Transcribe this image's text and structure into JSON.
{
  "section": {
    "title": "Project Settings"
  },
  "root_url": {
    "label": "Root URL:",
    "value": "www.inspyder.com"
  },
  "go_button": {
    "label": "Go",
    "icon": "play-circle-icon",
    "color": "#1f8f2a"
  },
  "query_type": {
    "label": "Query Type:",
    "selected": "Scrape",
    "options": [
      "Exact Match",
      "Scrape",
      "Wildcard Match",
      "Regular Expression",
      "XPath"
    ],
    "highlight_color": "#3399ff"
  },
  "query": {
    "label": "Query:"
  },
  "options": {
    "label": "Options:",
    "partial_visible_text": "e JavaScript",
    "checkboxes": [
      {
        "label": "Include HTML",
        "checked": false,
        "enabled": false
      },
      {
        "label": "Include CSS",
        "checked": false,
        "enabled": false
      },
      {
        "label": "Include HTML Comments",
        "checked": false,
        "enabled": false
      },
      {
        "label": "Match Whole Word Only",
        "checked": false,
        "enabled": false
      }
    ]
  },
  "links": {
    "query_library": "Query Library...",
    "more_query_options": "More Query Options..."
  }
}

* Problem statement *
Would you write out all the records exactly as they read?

* Reply *
Transcribe this image's text and structure into JSON.
{
  "section": {
    "title": "Project Settings"
  },
  "root_url": {
    "label": "Root URL:",
    "value": "www.inspyder.com"
  },
  "go_button": {
    "label": "Go",
    "icon": "play-circle-icon",
    "color": "#1f8f2a"
  },
  "query_type": {
    "label": "Query Type:",
    "selected": "Scrape",
    "options": [
      "Exact Match",
      "Scrape",
      "Wildcard Match",
      "Regular Expression",
      "XPath"
    ],
    "highlight_color": "#3399ff"
  },
  "query": {
    "label": "Query:"
  },
  "options": {
    "label": "Options:",
    "partial_visible_text": "e JavaScript",
    "checkboxes": [
      {
        "label": "Include HTML",
        "checked": false,
        "enabled": false
      },
      {
        "label": "Include CSS",
        "checked": false,
        "enabled": false
      },
      {
        "label": "Include HTML Comments",
        "checked": false,
        "enabled": false
      },
      {
        "label": "Match Whole Word Only",
        "checked": false,
        "enabled": false
      }
    ]
  },
  "links": {
    "query_library": "Query Library...",
    "more_query_options": "More Query Options..."
  }
}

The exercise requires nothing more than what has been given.